« Reply #7 on: August 14, 2013, 11:01:48 AM »
Hi Delly,

Sorry I missed your reply so this is a little delayed.

The  LiFePo4 batteries should provide many more cycles than traditional deep cycle batteries...however...if they are mistreated (under / overcharged) they could be damaged very quickly.

Lead crystal apparently have a lower internal resistance than traditional deep cycle batteries and from my testing (and manufacturer claims)  are very robust if mistreated. They claim more cycles too...but I've not had enough time to evaluate that...it's some future testing I have planned.

At the moment if you can afford  LiFePo4 and have the correct charge controller...it's the way to go.

Whatever your setup is, you want to use MPPT...MPPT is not directly related to battery charging. It's an efficient way of getting the maximum power from the solar panels.

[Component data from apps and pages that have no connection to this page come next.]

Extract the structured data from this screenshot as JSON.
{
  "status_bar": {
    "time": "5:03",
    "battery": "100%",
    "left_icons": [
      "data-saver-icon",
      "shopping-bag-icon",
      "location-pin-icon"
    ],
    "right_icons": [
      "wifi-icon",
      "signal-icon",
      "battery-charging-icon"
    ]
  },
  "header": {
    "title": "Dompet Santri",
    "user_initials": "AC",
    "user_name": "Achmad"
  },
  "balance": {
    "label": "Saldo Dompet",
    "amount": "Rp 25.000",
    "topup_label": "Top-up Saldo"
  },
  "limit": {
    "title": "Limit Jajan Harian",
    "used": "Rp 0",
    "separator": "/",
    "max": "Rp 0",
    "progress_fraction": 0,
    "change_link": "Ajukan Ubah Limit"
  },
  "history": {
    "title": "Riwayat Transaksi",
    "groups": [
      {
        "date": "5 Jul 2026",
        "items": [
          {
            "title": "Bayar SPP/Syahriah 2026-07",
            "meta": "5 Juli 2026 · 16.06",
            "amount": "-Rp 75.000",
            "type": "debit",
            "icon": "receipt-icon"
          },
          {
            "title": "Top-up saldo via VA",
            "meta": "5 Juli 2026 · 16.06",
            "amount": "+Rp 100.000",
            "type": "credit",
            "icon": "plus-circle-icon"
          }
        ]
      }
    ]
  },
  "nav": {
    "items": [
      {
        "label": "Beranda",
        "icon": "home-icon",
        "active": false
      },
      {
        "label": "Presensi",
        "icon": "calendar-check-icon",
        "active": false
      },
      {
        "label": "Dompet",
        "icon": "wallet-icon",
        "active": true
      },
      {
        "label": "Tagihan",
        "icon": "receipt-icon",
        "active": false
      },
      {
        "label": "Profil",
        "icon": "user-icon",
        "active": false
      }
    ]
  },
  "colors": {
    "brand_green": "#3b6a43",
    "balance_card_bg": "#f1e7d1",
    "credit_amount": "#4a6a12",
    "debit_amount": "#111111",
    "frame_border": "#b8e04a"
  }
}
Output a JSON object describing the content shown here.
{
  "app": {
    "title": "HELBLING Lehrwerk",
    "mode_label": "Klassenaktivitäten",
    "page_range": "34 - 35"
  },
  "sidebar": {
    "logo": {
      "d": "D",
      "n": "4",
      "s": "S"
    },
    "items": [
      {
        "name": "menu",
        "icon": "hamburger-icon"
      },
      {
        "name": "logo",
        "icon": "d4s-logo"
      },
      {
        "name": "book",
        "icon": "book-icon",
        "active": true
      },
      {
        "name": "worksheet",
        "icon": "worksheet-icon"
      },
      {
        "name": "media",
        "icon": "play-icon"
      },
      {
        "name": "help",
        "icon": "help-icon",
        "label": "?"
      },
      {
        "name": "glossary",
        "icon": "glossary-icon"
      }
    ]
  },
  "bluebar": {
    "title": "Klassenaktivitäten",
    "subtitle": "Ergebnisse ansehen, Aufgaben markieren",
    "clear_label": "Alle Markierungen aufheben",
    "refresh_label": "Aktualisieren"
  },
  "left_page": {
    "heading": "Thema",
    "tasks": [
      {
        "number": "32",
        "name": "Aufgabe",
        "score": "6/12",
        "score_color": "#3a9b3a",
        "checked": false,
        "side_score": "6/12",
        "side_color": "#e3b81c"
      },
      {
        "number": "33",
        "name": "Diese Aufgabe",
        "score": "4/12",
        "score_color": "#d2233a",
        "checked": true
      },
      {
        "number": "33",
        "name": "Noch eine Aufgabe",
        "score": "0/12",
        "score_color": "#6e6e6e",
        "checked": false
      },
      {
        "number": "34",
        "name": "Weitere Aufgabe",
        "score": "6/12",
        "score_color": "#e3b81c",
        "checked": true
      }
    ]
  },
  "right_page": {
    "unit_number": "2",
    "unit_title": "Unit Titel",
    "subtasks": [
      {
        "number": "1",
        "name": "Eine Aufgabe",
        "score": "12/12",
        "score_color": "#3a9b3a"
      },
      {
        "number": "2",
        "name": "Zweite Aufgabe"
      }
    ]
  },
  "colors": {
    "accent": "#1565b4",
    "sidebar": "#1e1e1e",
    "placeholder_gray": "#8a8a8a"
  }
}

Cheers.
Play, discover, learn and enjoy! (and don't be scared to make mistakes along the way!)